What the exercise asks:
Find the line containing "Output a JSON" in the data below, then output that line and each one after it exactly, with nothing else.

===== Data to examine =====

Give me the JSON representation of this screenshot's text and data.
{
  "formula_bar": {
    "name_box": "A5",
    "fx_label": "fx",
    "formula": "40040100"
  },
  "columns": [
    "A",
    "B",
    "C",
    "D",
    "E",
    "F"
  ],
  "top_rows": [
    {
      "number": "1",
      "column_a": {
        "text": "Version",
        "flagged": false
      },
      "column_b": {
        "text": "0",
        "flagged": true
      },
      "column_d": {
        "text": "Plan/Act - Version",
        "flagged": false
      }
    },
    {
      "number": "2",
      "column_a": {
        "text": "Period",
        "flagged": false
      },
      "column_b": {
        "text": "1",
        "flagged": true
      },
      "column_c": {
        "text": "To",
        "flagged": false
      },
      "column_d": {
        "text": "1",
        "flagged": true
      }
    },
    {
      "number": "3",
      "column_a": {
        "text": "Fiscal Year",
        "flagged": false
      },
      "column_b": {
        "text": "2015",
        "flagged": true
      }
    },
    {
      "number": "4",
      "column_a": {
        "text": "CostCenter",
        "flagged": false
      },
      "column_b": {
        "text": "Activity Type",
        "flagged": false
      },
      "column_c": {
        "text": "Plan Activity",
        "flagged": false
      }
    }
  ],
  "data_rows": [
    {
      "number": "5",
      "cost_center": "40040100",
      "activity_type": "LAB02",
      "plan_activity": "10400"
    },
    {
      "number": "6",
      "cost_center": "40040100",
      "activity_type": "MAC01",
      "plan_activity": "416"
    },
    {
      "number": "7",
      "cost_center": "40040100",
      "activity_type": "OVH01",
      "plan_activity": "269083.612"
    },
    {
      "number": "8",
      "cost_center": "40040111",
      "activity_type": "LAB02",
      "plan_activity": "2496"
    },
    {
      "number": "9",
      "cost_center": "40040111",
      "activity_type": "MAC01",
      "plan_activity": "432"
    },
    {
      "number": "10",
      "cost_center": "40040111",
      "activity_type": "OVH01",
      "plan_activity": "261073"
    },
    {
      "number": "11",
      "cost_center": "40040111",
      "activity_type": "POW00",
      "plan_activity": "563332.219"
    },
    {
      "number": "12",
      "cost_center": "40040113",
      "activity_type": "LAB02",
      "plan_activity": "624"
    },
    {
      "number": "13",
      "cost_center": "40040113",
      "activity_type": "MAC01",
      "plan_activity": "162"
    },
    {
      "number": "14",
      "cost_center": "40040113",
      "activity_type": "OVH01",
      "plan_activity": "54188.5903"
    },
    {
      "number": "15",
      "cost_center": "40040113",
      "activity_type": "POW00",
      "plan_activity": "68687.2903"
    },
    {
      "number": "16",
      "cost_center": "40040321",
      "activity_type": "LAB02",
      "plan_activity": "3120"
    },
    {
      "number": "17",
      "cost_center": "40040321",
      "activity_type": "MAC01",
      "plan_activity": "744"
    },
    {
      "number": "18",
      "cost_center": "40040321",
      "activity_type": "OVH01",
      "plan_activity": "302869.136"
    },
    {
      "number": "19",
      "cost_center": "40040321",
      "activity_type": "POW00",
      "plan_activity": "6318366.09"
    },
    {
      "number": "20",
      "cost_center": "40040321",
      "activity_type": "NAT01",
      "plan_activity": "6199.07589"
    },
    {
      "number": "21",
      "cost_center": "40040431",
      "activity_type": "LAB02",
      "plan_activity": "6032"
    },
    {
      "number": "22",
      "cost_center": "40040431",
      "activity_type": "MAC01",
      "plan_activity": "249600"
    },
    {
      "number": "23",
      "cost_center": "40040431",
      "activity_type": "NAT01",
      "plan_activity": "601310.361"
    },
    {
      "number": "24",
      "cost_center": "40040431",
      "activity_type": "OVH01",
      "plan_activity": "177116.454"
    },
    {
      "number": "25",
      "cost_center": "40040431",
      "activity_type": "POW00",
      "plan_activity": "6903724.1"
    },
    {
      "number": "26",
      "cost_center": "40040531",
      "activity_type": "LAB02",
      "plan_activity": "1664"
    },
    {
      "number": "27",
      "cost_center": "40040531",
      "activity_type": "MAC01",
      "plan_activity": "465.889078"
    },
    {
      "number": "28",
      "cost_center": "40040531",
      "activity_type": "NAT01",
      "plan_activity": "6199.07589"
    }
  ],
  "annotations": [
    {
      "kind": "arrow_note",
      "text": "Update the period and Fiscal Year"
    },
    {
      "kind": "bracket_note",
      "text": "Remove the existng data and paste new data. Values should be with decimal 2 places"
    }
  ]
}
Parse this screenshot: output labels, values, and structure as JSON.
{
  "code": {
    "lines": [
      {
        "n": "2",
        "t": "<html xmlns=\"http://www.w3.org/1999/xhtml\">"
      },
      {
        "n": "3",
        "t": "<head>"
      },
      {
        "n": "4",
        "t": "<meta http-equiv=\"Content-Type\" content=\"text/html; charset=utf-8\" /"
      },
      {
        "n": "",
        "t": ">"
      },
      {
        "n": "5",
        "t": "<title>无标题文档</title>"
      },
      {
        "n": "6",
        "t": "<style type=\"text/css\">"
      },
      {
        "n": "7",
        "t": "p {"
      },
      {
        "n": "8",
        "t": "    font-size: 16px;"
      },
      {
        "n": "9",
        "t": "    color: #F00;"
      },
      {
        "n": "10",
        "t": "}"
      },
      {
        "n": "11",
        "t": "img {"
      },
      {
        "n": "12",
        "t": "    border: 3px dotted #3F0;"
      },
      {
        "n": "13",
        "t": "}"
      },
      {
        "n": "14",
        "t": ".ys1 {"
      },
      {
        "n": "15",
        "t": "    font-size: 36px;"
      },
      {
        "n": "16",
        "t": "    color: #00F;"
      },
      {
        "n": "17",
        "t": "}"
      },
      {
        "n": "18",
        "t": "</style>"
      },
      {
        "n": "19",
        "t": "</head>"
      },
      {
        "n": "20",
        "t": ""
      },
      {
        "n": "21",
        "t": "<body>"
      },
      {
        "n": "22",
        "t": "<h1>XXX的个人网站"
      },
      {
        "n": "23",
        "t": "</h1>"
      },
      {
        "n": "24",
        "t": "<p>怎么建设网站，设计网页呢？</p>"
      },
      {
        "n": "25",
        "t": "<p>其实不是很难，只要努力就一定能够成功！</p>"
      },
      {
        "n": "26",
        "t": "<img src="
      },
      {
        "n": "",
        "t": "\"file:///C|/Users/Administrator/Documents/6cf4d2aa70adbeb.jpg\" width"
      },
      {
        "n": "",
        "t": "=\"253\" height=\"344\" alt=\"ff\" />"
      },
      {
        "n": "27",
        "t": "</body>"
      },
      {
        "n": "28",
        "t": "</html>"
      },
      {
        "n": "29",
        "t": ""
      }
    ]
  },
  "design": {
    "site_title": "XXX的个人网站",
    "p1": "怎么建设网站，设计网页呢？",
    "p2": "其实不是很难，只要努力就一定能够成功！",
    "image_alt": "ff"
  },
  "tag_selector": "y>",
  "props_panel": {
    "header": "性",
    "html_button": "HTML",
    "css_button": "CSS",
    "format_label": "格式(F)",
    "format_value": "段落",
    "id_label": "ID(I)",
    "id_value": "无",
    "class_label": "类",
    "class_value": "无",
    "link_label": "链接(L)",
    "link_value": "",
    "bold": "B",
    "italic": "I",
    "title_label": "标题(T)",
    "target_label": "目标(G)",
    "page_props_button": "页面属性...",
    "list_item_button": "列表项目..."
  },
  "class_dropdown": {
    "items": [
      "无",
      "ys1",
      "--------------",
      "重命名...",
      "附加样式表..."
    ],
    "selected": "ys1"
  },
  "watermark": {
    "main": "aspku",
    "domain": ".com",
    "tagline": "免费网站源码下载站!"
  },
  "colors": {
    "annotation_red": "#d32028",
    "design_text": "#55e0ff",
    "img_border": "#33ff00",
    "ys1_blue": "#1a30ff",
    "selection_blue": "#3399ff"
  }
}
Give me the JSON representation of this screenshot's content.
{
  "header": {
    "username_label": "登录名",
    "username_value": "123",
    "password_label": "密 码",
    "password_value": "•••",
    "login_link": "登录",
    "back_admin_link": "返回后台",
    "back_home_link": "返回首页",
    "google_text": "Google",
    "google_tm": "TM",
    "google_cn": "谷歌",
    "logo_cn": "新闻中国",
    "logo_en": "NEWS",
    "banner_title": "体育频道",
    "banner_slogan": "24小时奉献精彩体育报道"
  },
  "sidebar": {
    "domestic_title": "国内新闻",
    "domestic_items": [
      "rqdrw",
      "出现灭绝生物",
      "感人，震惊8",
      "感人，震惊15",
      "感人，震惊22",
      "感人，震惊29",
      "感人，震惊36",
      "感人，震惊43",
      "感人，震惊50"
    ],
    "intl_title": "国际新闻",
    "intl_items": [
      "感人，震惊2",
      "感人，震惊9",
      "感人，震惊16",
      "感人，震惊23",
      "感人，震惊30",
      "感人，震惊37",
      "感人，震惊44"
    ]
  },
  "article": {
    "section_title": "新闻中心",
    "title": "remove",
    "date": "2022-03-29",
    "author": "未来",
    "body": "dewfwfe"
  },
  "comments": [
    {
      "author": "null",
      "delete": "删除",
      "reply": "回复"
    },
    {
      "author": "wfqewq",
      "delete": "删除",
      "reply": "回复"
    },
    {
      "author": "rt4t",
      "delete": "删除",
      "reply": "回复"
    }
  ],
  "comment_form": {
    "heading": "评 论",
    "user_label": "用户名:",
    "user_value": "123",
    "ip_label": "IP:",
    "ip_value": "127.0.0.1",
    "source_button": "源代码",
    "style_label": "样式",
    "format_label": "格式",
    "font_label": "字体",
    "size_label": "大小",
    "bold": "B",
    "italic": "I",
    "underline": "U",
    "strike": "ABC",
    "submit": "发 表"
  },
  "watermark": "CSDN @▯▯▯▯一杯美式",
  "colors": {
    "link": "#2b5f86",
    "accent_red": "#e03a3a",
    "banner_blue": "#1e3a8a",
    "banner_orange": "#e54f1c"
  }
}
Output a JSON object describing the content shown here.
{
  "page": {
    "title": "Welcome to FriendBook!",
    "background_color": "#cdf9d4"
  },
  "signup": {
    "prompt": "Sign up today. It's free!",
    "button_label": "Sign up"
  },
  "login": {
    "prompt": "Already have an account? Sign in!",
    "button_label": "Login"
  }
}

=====

Response box:
Output a JSON object describing the content shown here.
{
  "page": {
    "title": "Welcome to FriendBook!",
    "background_color": "#cdf9d4"
  },
  "signup": {
    "prompt": "Sign up today. It's free!",
    "button_label": "Sign up"
  },
  "login": {
    "prompt": "Already have an account? Sign in!",
    "button_label": "Login"
  }
}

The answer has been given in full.